It takes only seconds for others to form an opinion of us when we meet them for the first time. What they initially see becomes their own personal version of the truth, and it can be hard to change a first impression. You are judged by your ability to put others at ease, and your professional image can be enhanced or harmed by a few simple gestures.
Here are a few ways to use those primary moments to your advantage and create a favorable first impression.
Show up. Woody Allen said it best: "Showing up is 80 percent of life." If you have the courage and perseverance to walk through the door, you are on your way to success. Make an effort to attend events that you know will be valuable to your personal and professional growth.
Go in with a mission. You may not be able to meet everyone at a large event, but make an attempt to meet four or five key players that you are interested in getting to know. Do some advance preparation; find out who will be attending and learn what you can about them and their company. Put some thought into what you want to communicate to those you intend to meet. Your time will be limited so think intentionally.
Stand for all introductions. Forget the rules you learned as a child, "young ladies stay seated, and young men stand up." Both men and women show respect for themselves and the other person by standing up to shake hands for an introduction. Rising from your chair sends the message that you are interested and engaged in the person you are speaking with.
Practice introducing yourself. When meeting someone for the first time, offer an engaging smile, extend your hand for a firm handshake and speak your name slowly and deliberately to help them remember it. Most people rattle their names off quickly, making it difficult for the other person to hear and remember. I have a colleague who purposely pauses for an extra second between his first and last name to help the other individual process the introduction.

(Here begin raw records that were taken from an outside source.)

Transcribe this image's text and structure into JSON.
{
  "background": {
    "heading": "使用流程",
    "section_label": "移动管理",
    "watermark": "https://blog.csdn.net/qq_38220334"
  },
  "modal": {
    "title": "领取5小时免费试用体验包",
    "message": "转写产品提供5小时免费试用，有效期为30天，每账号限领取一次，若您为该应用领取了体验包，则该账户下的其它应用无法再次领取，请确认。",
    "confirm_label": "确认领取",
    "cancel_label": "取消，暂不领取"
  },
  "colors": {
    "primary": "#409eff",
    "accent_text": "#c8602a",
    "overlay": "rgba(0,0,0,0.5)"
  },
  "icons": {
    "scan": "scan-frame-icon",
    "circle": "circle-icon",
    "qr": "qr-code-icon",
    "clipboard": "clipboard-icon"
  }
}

Make conversation, not a business pitch. Take it upon yourself to initiate and sustain an enjoyable, friendly interaction. Focus your attention on the person you are meeting, showing a genuine interest. By asking open-ended questions and using their name in conversation, you will come across as a fascinating conversationalist.
Be well informed. It's completely up to you to make yourself interesting. Know what is happening in the community and the world, from headlines to sports news, having a variety of topics on hand to keep the conversation flowing. Don't go in with the objective of sealing a deal, but instead, begin laying the foundation for a future relationship.
Thoughtfully end the conversation. End the visit as pleasantly as it began; extending your hand for a closing handshake. Express your interest in a follow-up discussion at another time, leaving the door open for a future opportunity to connect. Follow up with, "May I offer you my business card?" if the person is not a senior executive.
Project confidence through your body language. Your posture and dress will go a long way toward creating a positive impact on those you meet. Someone standing tall with their chin up, shoulders back and an engaging smile is infinitely more approachable than someone slouching and leaning against the wall. The manner in which you carry yourself sends a strong message -- make it a good one.